Mascot homer derby delivers laughs

Minnesota's T.C. takes home championship

PITTSBURGH -- The Pirate Parrot performing CPR on a fallen Wally the Green Monster. Corked-bat controversies. Lou Seal repeatedly slapping the ball off Cardinal Fred Bird's tee.

The Mascot Home Run Derby at All-Star FanFest is not to be taken too seriously. But when 9-year-old Devin Hoffman and his family saw he was paired with Minnesota's T.C., they liked their chances.

"We were talking about how big he was," said Mike Hoffman of Pittsburgh. "He took a couple of swings and we were like, 'Wow.'"

He made the competition a laugher. Crushing soft-colored ball after ball far beyond the right-field wall some 140-feet away from his tee, T.C. made short work of two-time winner Junction Jack, Orioles Bird, Paws, Lou, Fred, Wally and Parrot with 16 homers.

And in a prelude to Monday's Home Run Derby, where the person paired with the winner will receive a house, Devin was sent home on Saturday with a "Dream Clubhouse" from CENTURY 21.

"I think he did really good," Devin said after hugging T.C. "I like bears.

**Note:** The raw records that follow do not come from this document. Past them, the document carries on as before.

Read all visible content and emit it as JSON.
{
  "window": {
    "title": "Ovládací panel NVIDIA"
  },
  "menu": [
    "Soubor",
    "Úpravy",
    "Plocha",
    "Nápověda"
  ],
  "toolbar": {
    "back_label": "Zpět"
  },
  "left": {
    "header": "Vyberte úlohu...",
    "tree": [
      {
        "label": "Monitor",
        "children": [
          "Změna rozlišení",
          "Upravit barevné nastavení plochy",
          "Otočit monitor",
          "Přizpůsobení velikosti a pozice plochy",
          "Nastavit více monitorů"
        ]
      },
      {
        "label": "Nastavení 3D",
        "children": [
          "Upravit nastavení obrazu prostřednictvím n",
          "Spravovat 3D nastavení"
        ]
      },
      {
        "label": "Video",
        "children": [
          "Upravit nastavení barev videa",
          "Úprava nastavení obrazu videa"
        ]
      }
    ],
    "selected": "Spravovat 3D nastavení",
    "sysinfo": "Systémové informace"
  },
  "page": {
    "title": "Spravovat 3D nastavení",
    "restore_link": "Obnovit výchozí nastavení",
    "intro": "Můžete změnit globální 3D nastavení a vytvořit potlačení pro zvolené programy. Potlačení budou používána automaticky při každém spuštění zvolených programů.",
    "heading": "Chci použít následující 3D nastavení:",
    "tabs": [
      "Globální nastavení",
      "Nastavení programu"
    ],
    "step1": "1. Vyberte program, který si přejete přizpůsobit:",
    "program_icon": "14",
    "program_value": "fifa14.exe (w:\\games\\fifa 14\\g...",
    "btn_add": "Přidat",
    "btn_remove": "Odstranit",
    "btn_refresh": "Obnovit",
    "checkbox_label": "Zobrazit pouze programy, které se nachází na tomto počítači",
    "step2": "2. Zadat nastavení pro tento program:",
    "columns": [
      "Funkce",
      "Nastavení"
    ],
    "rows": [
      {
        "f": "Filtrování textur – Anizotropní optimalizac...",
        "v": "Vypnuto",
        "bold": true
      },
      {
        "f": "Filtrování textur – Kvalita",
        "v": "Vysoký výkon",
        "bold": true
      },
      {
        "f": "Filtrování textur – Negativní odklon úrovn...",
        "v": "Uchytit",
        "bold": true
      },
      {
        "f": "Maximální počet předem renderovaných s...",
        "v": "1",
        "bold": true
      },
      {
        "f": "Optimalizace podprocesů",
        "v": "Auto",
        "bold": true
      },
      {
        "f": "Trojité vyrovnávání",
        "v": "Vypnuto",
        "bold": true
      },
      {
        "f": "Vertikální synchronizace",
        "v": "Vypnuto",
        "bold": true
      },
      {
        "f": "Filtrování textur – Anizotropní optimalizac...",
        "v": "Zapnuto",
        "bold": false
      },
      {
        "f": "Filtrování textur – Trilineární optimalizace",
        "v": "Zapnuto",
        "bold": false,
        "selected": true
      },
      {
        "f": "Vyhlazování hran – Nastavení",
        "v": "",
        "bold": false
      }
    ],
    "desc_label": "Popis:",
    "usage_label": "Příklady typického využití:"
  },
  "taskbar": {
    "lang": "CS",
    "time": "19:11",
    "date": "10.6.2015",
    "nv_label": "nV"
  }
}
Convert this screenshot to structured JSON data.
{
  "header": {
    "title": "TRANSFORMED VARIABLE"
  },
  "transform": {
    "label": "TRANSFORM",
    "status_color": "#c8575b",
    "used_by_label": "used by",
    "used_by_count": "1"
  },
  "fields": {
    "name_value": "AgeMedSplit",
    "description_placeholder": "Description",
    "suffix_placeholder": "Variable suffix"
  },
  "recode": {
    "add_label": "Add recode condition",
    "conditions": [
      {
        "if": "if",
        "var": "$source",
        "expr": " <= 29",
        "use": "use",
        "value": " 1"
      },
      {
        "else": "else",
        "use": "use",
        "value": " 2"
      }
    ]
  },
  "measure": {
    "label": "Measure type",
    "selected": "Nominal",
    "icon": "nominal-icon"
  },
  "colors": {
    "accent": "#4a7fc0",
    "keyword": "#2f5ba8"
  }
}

They're strong."

Before the fifth annual derby, the mascots paraded into the David L. Lawrence Convention Center and up to "The Diamond," where three packed bleachers and a crowd standing a couple deep behind the fences awaited them. They were the stars on this day. To the eight kids in the challenge, who all walked away with four tickets to the real thing on Monday night, and to the hundreds more surrounding the field.

Pirate Parrot had the crowd behind him all morning and cleverly played to them with Globe Trotter-like antics. He was the paramedic, he sidetracked hitters and he switched Wally's bat with one filled with small corks that spilled across the field.

"You were set up, Wally," the host said, then asking the crowd if the Parrot should be ejected.

The kids were outraged. Parrot was allowed to stay.

"It's just fun to see the smiles on everyone's faces," said Ken Toumey, CENTURY 21's vice president of marketing. "Look at this. The first year, nobody was in the stands at all. It's gotten bigger and bigger each year."

David Briggs is an associate reporter for MLB.com This story was not subject to the approval of Major League Baseball or its clubs.